In some of the most startling statistics in the report, Kaplan told me that among the 781 institutions that replied to the survey for two consecutive years, new gifts for property, buildings and equipment rose 32.4% in 2022. Thirty-eight institutions raised over 1,000% more in 2022 versus the previous year.

Kaplan said while it was plausible that the sector is reverting back to its pre-pandemic footing, it would be inaccurate to imagine universities going on a vast, donor-fueled building boom, since the category includes assets like land, scientific equipment and pharmaceuticals. “We don’t ask for that kind of breakdown, so we’re not sure how much of it is brick and mortar,” she said. Nonetheless, the larger takeaway still stands. With the pandemic receding, universities raised more money earmarked for property, buildings and equipment over the previous year at an impressive clip.

Navigating ebbs and flows

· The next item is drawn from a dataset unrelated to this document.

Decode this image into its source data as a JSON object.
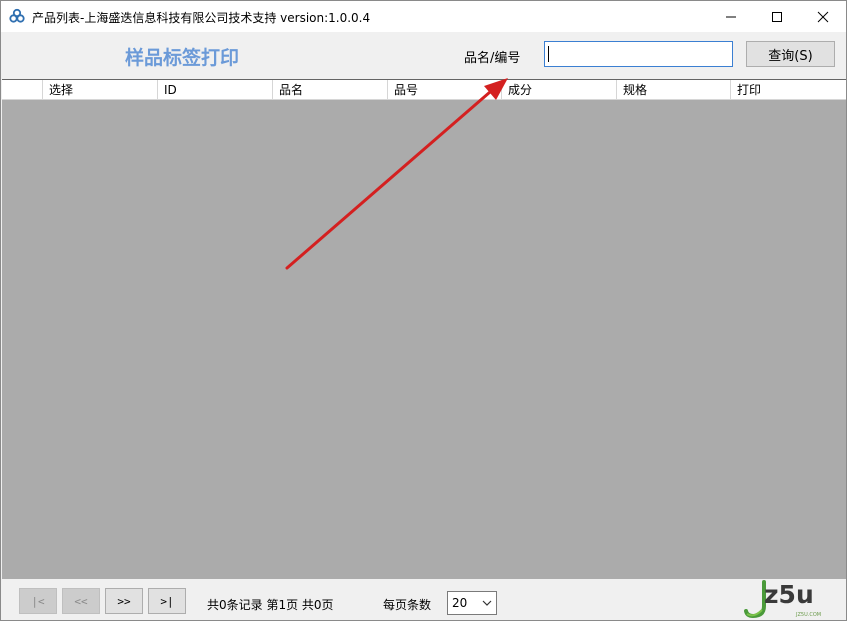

Next year’s report will look at the fiscal year July 1, 2022 to June 30, 2023, so I was curious to see where the Dow stood at the end of 2022. At the time of this writing, with four months left in the fiscal year, the Dow is down approximately 12% over December 31, 2021. 

In other words, we shouldn’t be surprised if next year’s report finds that fundraisers raised less money over the previous fiscal year. “People give from a position of wealth,” Kaplan said. “How I’m feeling in terms of my wealth, either logically or psychologically, affects how I give.”

Ultimately, Kaplan encouraged fundraisers to avoid getting caught up in the market’s short-term ebbs and flows and instead think in five-year increments. “The reports captured events that happen in a specific economic environment that advancement officers can’t control,” she said. “You just have to keep forging positive relationships with individuals and organizations that might support your institution so when the timing is right, you’ve already laid the groundwork.”